And, as long as we’re airing grumpy grievances, it’s also a fact that hosts Noel Fielding and Matt Lucas don’t provide the kind of cozy company that earlier season hosts Mel Giedroyc and Sue Perkins dished up like extra servings of pie. Sandi Toksvig, who worked with Fielding before departing, is also missed. Fielding and Lucas come off as a bit too-hip-for-this, which isn’t the biscuits-and-tea atmosphere we’re looking for in “The Great British Baking Show.”
But even with those caveats, the new season features a likable group of contestants. Judges Paul Hollywood and Prue Leith are as reliable as ever, and Leith, who inherited the tricky task of replacing the beloved Mary Berry, has become a warm, especially entertaining presence.
“Taste the Nation: Holiday Edition” takes on a more complicated task, as Lakshmi, herself an immigrant from India, travels around the U.S. to talk with people whose history speaks volumes about immigration, assimilation, and trying to find the balance between honoring tradition and forming new pathways.
In the new series of four episodes, each about a half-hour, Lakshmi continues her mission of exploring how immigrant culture and cooking have become a part of what we consider American food.
In “Taste the Nation: Holiday Edition,” Lakshmi takes viewers to New York, for a look at how Jewish immigrants shaped the city’s culinary scene, and celebrated Hanukkah; Miami, for an illuminating exploration of Cubans who brought traditions and food to the U.S.; and Los Angeles’ Koreatown, where history and innovation meet for celebrations of the Lunar New Year.

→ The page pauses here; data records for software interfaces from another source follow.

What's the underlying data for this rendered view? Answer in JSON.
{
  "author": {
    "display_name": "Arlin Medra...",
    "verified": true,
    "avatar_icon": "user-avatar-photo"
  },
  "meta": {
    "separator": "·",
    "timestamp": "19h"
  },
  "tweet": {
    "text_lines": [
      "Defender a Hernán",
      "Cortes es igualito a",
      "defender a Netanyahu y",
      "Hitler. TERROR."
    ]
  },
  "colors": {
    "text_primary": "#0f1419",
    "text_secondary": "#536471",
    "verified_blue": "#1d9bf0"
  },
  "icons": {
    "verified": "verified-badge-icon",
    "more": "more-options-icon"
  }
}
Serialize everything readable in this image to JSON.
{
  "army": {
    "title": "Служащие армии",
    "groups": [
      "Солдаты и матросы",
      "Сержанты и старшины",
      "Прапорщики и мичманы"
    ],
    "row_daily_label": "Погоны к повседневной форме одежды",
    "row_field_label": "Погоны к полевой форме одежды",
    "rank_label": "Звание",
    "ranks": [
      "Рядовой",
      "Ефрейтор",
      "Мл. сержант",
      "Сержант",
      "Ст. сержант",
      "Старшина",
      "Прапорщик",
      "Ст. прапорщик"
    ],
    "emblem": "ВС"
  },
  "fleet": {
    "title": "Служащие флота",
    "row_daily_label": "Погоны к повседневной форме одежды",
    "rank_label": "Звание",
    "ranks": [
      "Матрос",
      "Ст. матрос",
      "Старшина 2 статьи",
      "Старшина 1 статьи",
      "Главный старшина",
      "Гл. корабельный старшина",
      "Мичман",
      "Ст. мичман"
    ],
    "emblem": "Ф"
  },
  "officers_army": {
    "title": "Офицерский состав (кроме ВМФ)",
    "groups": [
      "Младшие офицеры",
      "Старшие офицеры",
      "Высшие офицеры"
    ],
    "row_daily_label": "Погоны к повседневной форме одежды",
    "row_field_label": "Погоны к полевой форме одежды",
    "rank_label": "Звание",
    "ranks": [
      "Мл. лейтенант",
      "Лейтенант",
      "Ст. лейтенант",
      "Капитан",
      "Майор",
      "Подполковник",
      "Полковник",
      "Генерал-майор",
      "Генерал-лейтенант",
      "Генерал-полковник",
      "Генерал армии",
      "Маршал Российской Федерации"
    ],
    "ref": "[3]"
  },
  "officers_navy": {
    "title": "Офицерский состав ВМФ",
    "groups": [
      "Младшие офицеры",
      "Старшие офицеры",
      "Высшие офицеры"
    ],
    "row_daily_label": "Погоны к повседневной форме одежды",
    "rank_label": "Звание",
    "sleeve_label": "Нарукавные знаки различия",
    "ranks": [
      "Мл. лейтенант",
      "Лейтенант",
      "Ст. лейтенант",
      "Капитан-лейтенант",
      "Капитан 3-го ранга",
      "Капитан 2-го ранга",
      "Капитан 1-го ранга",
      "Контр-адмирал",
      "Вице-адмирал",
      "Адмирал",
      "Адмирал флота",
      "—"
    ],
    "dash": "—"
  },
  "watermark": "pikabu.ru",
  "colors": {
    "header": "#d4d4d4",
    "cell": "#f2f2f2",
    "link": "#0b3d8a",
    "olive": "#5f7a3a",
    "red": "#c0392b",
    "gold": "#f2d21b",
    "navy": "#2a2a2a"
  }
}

The most affecting episode involves Lakshmi meeting with members of the Wampanoag Nation in Cape Cod and Martha’s Vineyard. The myths of Thanksgiving so many children grew up learning in school are addressed, as the voices of indigenous people take precedence.
Titled “Truth and the Turkey Tale,” the episode recalls one of the standout installments from the “Top Chef” season that was based in Portland, in which the chefs cooked with foods sacred to members of the Confederated Tribes of the Umatilla Indian Reservation.
While both the new seasons of “The Great British Baking Show” and “Taste the Nation: Holiday Edition” run the risk of getting lost in a crowd of other TV food shows (a new season of “Nailed It!,” “Baking Impossible,” “The Next Thing You Eat,” “Snoop and Martha’s Very Tasty Halloween,” etc.), each boasts their own special sauce, and that makes them worth savoring.
The 2021 season of “The Great British Baking Show” is continuing to stream on Netflix; “Taste the Nation: Holiday Edition” streams beginning Thursday, Nov. 4, on Hulu.
— Kristi Turnquist